What this task involves » When the word "копирования" shows up in a line of the data below, copy that whole line.

─── Exercise material

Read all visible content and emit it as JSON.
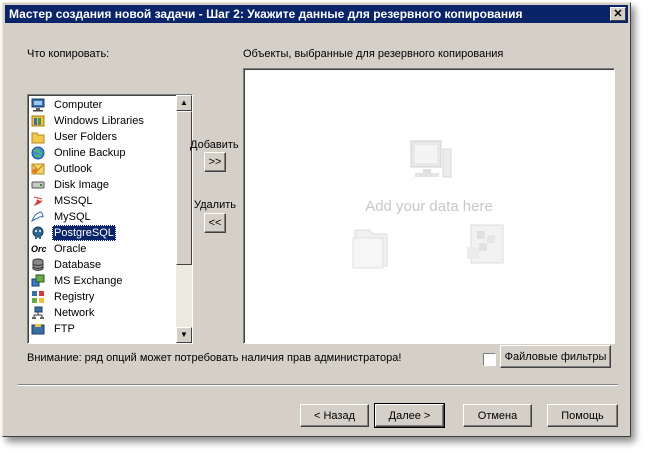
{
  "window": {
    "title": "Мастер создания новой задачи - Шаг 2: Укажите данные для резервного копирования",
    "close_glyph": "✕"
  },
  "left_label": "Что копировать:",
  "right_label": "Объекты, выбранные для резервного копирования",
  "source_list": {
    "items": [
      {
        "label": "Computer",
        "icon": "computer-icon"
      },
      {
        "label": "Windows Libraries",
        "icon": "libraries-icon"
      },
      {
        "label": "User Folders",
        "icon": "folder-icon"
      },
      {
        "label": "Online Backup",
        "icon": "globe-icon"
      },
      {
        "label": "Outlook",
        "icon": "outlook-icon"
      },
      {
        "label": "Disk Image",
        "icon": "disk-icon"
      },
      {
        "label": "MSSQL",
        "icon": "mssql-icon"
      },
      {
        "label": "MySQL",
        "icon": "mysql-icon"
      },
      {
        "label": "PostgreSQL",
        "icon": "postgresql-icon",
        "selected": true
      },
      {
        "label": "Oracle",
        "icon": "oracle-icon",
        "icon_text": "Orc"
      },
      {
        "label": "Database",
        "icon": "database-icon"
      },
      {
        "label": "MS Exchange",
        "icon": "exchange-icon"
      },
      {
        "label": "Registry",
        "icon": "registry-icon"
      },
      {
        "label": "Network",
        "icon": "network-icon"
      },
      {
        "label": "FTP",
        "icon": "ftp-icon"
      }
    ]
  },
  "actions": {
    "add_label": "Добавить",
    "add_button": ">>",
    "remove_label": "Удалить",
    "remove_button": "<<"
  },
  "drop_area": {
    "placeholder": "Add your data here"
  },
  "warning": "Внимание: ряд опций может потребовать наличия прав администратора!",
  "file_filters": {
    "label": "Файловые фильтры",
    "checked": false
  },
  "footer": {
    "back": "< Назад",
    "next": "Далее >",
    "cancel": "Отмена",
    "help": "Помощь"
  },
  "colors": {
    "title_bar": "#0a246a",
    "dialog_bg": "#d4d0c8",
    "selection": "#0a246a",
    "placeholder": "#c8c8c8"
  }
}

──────

Answer »
    "title": "Мастер создания новой задачи - Шаг 2: Укажите данные для резервного копирования",
  "right_label": "Объекты, выбранные для резервного копирования",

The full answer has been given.